(Page and application data records)
══════════

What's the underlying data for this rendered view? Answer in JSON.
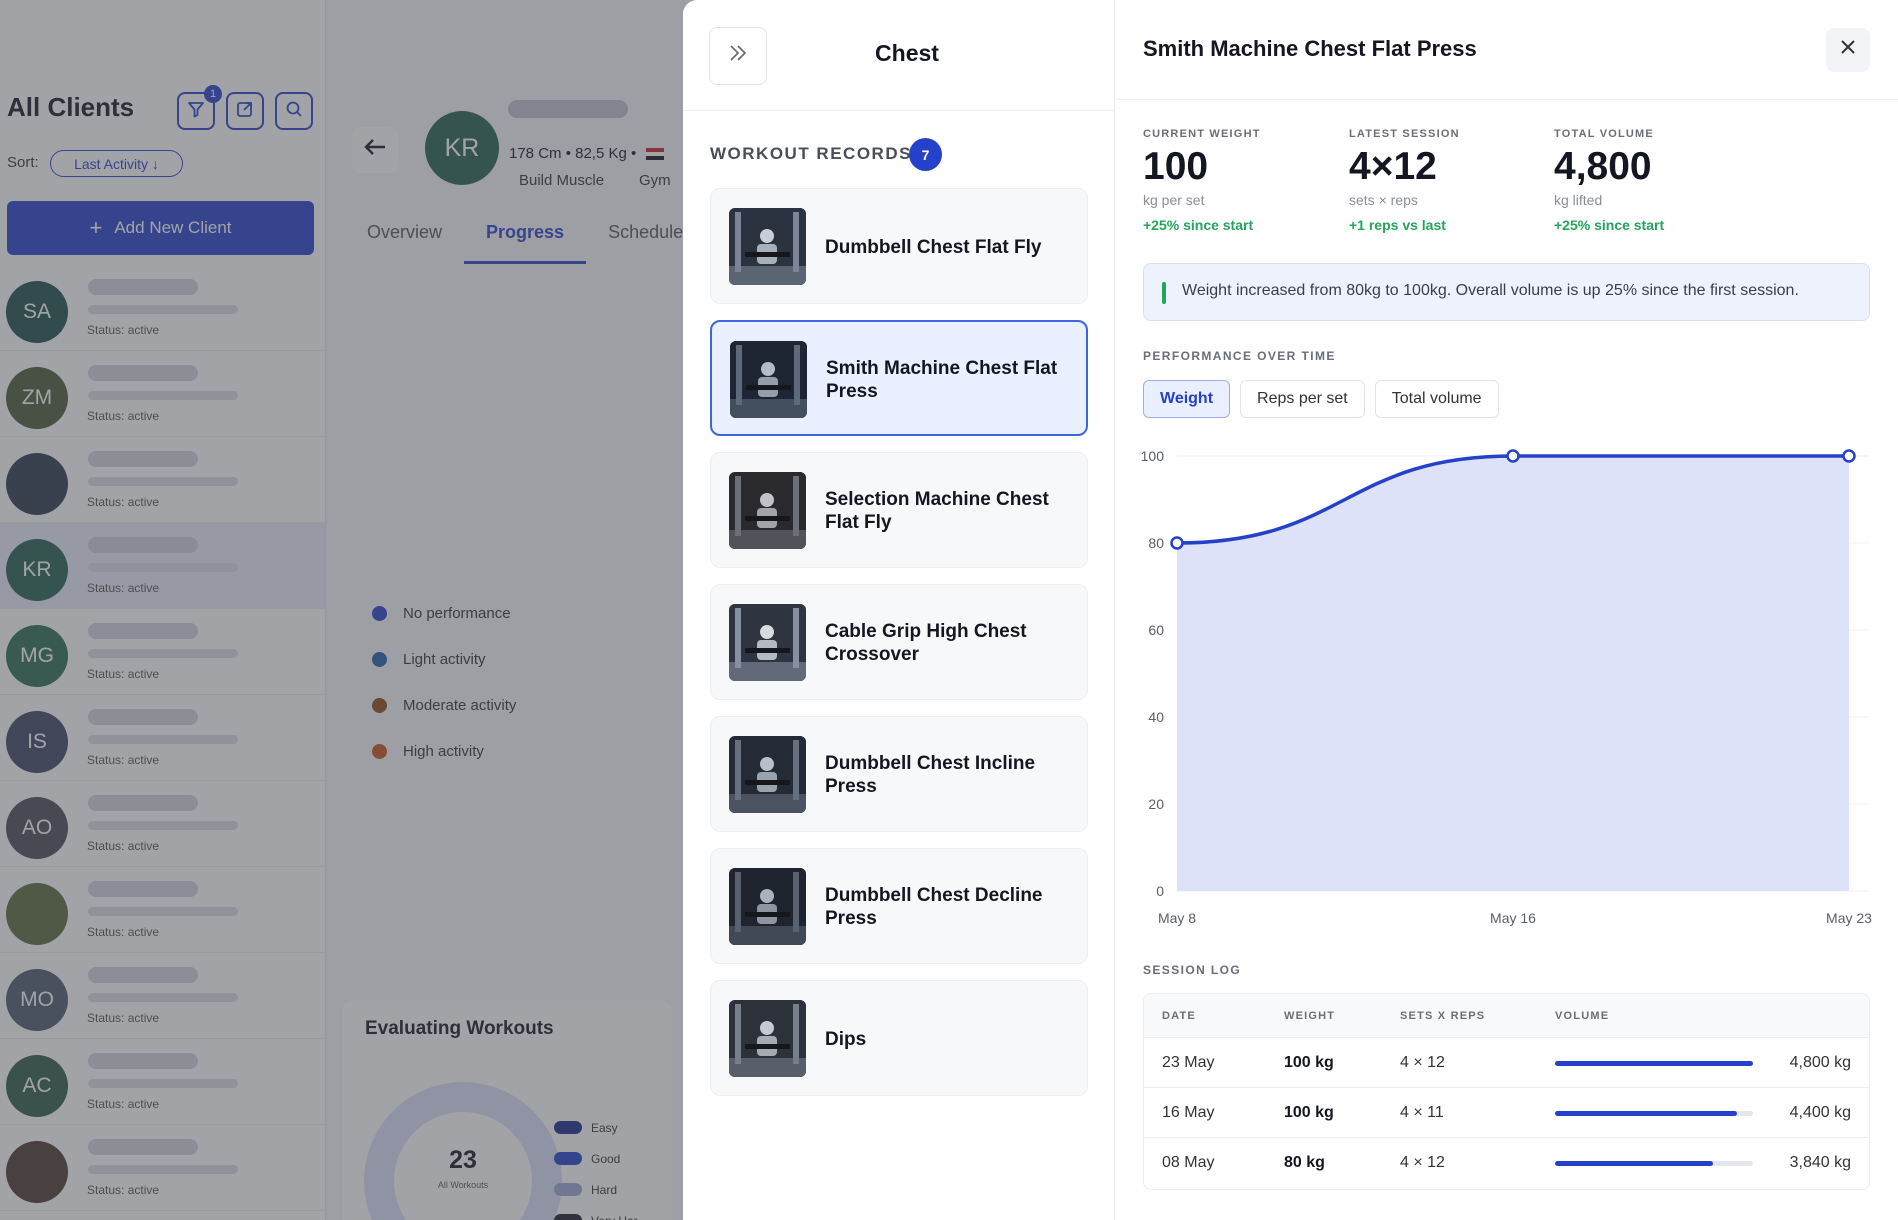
{
  "sidebar": {
    "title": "All Clients",
    "filter_badge": "1",
    "sort_label": "Sort:",
    "sort_value": "Last Activity ↓",
    "add_button": "Add New Client",
    "clients": [
      {
        "initials": "SA",
        "status": "Status: active",
        "color": "#1f4f49",
        "active": false
      },
      {
        "initials": "ZM",
        "status": "Status: active",
        "color": "#4c5a3a",
        "active": false
      },
      {
        "initials": "",
        "status": "Status: active",
        "color": "#2e3b4c",
        "active": false
      },
      {
        "initials": "KR",
        "status": "Status: active",
        "color": "#26604e",
        "active": true
      },
      {
        "initials": "MG",
        "status": "Status: active",
        "color": "#2d6a56",
        "active": false
      },
      {
        "initials": "IS",
        "status": "Status: active",
        "color": "#3c4560",
        "active": false
      },
      {
        "initials": "AO",
        "status": "Status: active",
        "color": "#4a4a55",
        "active": false
      },
      {
        "initials": "",
        "status": "Status: active",
        "color": "#5a6a3a",
        "active": false
      },
      {
        "initials": "MO",
        "status": "Status: active",
        "color": "#4a5a6a",
        "active": false
      },
      {
        "initials": "AC",
        "status": "Status: active",
        "color": "#2e5a4c",
        "active": false
      },
      {
        "initials": "",
        "status": "Status: active",
        "color": "#4c3a2e",
        "active": false
      }
    ]
  },
  "client": {
    "initials": "KR",
    "height": "178 Cm",
    "weight": "82,5 Kg",
    "goal": "Build Muscle",
    "place": "Gym",
    "tabs": [
      "Overview",
      "Progress",
      "Schedule"
    ],
    "active_tab": 1,
    "activity_legend": [
      {
        "label": "No performance",
        "color": "#2540c9"
      },
      {
        "label": "Light activity",
        "color": "#1f5fa8"
      },
      {
        "label": "Moderate activity",
        "color": "#8a4a1a"
      },
      {
        "label": "High activity",
        "color": "#c8501a"
      }
    ],
    "evaluating": {
      "title": "Evaluating Workouts",
      "count": "23",
      "count_label": "All Workouts",
      "legend": [
        {
          "label": "Easy",
          "color": "#1a2a8a"
        },
        {
          "label": "Good",
          "color": "#2540c9"
        },
        {
          "label": "Hard",
          "color": "#9aa6d6"
        },
        {
          "label": "Very Har",
          "color": "#1a1d2a"
        }
      ]
    }
  },
  "exercise_panel": {
    "title": "Chest",
    "records_label": "WORKOUT RECORDS",
    "records_count": "7",
    "selected_index": 1,
    "exercises": [
      {
        "name": "Dumbbell Chest Flat Fly"
      },
      {
        "name": "Smith Machine Chest Flat Press"
      },
      {
        "name": "Selection Machine Chest Flat Fly"
      },
      {
        "name": "Cable Grip High Chest Crossover"
      },
      {
        "name": "Dumbbell Chest Incline Press"
      },
      {
        "name": "Dumbbell Chest Decline Press"
      },
      {
        "name": "Dips"
      }
    ]
  },
  "detail": {
    "title": "Smith Machine Chest Flat Press",
    "stats": [
      {
        "label": "CURRENT WEIGHT",
        "value": "100",
        "sub": "kg per set",
        "delta": "+25% since start"
      },
      {
        "label": "LATEST SESSION",
        "value": "4×12",
        "sub": "sets × reps",
        "delta": "+1 reps vs last"
      },
      {
        "label": "TOTAL VOLUME",
        "value": "4,800",
        "sub": "kg lifted",
        "delta": "+25% since start"
      }
    ],
    "insight": "Weight increased from 80kg to 100kg. Overall volume is up 25% since the first session.",
    "performance_label": "PERFORMANCE OVER TIME",
    "metric_tabs": [
      "Weight",
      "Reps per set",
      "Total volume"
    ],
    "active_metric": 0,
    "session_log_label": "SESSION LOG",
    "table_headers": [
      "DATE",
      "WEIGHT",
      "SETS X REPS",
      "VOLUME"
    ],
    "sessions": [
      {
        "date": "23 May",
        "weight": "100 kg",
        "sets_reps": "4 × 12",
        "volume": "4,800 kg",
        "fraction": 1.0
      },
      {
        "date": "16 May",
        "weight": "100 kg",
        "sets_reps": "4 × 11",
        "volume": "4,400 kg",
        "fraction": 0.917
      },
      {
        "date": "08 May",
        "weight": "80 kg",
        "sets_reps": "4 × 12",
        "volume": "3,840 kg",
        "fraction": 0.8
      }
    ]
  },
  "colors": {
    "accent": "#2540c9",
    "positive": "#23a55a",
    "chart_fill": "#dde2f9"
  },
  "chart_data": {
    "type": "area",
    "x": [
      "May 8",
      "May 16",
      "May 23"
    ],
    "series": [
      {
        "values": [
          80,
          100,
          100
        ]
      }
    ],
    "yticks": [
      0,
      20,
      40,
      60,
      80,
      100
    ],
    "ylim": [
      0,
      100
    ],
    "grid": true
  }
}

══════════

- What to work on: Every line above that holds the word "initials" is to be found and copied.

- Output for this task:
        "initials": "SA",
        "initials": "ZM",
        "initials": "",
        "initials": "KR",
        "initials": "MG",
        "initials": "IS",
        "initials": "AO",
        "initials": "",
        "initials": "MO",
        "initials": "AC",
        "initials": "",
    "initials": "KR",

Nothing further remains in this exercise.